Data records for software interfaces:
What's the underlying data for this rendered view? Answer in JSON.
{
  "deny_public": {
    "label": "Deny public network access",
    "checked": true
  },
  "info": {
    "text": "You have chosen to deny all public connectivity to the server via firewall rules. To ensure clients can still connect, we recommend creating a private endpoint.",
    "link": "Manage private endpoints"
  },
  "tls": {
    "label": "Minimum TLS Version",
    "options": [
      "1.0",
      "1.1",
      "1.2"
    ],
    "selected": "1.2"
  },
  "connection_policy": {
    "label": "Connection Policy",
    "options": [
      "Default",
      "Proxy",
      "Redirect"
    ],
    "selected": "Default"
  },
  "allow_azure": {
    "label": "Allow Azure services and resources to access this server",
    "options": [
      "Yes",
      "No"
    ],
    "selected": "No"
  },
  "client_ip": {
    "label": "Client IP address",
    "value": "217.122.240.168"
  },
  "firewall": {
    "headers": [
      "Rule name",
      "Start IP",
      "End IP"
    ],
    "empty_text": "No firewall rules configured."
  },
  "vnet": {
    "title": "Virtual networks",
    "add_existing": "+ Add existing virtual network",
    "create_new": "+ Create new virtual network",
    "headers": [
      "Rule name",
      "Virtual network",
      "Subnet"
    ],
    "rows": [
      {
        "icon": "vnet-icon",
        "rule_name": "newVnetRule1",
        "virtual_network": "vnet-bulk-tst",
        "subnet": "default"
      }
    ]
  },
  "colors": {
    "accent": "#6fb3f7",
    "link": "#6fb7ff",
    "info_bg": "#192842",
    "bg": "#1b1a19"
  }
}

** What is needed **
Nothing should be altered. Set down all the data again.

** Response box **
What's the underlying data for this rendered view? Answer in JSON.
{
  "deny_public": {
    "label": "Deny public network access",
    "checked": true
  },
  "info": {
    "text": "You have chosen to deny all public connectivity to the server via firewall rules. To ensure clients can still connect, we recommend creating a private endpoint.",
    "link": "Manage private endpoints"
  },
  "tls": {
    "label": "Minimum TLS Version",
    "options": [
      "1.0",
      "1.1",
      "1.2"
    ],
    "selected": "1.2"
  },
  "connection_policy": {
    "label": "Connection Policy",
    "options": [
      "Default",
      "Proxy",
      "Redirect"
    ],
    "selected": "Default"
  },
  "allow_azure": {
    "label": "Allow Azure services and resources to access this server",
    "options": [
      "Yes",
      "No"
    ],
    "selected": "No"
  },
  "client_ip": {
    "label": "Client IP address",
    "value": "217.122.240.168"
  },
  "firewall": {
    "headers": [
      "Rule name",
      "Start IP",
      "End IP"
    ],
    "empty_text": "No firewall rules configured."
  },
  "vnet": {
    "title": "Virtual networks",
    "add_existing": "+ Add existing virtual network",
    "create_new": "+ Create new virtual network",
    "headers": [
      "Rule name",
      "Virtual network",
      "Subnet"
    ],
    "rows": [
      {
        "icon": "vnet-icon",
        "rule_name": "newVnetRule1",
        "virtual_network": "vnet-bulk-tst",
        "subnet": "default"
      }
    ]
  },
  "colors": {
    "accent": "#6fb3f7",
    "link": "#6fb7ff",
    "info_bg": "#192842",
    "bg": "#1b1a19"
  }
}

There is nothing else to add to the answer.